stream source populations using the oceanic current systems. Indeed, Thais species have a wide distribution range in the Asian Pacific Ocean from the South China Sea area (including Hong Kong, Taiwan) to Northeast Asia (including Japan and Korea) (Kuroda et al., 1971; Choe and Park, 1997; Tan, 2000; Tan and Liu, 2001). It is possible to envisage that a continuous influx of larval immigrants from their potential source populations might contribute to some extent to the near-shore malacofauna of the Korean Peninsula. Of the western boundary currents in the North Pacific Ocean, the Kuroshio Current System is a major component of the most influential warm current that leaves the east coast of Taiwan. Its surface water effects travel northeastward to many regional rocky shores in eastern China, mainland Japan,and the Korean Peninsula by streams of the Tsushima Current and Yellow Sea Current.
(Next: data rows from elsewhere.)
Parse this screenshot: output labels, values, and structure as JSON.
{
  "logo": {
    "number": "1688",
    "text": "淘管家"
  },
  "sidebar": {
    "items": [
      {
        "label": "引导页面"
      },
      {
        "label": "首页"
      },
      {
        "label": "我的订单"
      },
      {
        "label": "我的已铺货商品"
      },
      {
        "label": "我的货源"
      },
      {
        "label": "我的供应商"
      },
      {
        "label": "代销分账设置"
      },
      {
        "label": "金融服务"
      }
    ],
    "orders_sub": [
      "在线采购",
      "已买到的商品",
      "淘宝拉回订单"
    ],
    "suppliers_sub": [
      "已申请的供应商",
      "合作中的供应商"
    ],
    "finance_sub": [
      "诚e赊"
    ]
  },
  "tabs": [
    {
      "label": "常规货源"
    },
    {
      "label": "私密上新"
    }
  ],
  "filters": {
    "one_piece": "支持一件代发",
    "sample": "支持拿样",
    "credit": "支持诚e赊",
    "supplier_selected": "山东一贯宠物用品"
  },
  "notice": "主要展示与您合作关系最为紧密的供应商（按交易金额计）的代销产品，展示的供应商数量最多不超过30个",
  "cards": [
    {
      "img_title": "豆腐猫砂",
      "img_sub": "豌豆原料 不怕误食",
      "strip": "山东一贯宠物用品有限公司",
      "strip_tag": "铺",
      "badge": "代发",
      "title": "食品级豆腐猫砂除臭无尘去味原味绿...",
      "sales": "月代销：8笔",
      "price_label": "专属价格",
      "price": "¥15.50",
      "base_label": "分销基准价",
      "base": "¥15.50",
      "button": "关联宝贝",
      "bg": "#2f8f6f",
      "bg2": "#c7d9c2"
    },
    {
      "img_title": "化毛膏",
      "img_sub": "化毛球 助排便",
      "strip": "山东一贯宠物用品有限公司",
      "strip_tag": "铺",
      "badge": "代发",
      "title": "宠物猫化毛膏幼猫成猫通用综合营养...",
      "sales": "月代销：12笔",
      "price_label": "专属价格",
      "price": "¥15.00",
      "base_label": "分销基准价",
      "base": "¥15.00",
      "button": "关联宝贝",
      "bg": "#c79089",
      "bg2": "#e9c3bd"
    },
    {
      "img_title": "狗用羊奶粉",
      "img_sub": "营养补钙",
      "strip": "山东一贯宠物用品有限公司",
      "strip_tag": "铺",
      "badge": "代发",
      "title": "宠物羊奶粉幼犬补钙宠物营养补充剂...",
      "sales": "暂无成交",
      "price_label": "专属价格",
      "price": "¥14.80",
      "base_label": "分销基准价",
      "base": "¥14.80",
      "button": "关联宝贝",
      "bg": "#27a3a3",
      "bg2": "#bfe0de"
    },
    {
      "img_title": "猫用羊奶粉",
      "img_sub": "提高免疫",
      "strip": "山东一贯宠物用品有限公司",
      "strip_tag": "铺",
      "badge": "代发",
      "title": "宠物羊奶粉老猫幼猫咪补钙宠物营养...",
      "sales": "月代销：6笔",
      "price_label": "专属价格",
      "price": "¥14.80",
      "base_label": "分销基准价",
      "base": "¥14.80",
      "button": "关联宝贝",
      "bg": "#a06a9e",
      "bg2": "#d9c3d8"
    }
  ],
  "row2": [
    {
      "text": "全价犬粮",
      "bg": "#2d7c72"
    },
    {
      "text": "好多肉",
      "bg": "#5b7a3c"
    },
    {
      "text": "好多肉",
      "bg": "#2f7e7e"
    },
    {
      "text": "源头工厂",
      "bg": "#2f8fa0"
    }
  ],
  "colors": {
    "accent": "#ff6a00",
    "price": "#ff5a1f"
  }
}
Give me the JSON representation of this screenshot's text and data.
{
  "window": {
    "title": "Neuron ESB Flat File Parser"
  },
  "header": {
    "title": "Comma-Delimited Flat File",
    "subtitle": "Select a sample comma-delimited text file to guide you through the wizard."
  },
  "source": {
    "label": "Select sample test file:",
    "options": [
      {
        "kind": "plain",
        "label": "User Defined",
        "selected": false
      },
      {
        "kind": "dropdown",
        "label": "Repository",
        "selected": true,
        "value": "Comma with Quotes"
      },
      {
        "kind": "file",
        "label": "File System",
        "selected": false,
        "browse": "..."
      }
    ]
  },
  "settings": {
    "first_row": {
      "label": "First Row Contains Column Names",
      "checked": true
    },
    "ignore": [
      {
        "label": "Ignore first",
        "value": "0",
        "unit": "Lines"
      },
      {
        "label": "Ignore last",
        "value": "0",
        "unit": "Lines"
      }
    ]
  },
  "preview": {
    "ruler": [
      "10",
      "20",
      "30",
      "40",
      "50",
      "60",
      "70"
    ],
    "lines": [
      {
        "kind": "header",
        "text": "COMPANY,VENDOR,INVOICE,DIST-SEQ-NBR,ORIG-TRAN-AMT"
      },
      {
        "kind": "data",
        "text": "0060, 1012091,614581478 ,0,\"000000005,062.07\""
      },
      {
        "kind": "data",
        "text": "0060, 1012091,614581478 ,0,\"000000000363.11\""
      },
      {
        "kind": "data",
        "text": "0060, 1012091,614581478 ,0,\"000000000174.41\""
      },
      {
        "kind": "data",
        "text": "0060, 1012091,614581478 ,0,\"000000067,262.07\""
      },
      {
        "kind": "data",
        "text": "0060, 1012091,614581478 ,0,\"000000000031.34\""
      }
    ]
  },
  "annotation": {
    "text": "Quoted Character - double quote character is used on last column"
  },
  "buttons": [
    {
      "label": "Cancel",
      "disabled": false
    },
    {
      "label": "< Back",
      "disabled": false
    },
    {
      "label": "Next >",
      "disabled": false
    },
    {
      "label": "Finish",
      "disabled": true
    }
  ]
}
These current systems running northeastward may be able to transport planktotrophic larvae or drifting objects that carry sessile forms of life (e.g., egg capsules of Thais species) to many different downstream islands and/or continental rocky shores. The routine influx of these types of immigrants from geographically distant source populations with different geographic origins (e.g., Taiwan, Hong Kong, and many different coastal regions of South China and Japan) and their ability to colonize in downstream habitats might act as an effective supplier of new recruitment, thereby shaping the contemporary population structure of Korean Thais species. Under this assumption, the mt genotypic diversity found among Korean Thais populations is likely to reflect a subset of the genetic diversity of their potential source populations. Sampling from their potential source populations was not included in the present study. Therefore, further comprehensive taxon sampling from unstudied potential source populations will be needed to determine the origin and key factors responsible for the high level of genetic diversity discovered within each of the three Korean Thais species examined.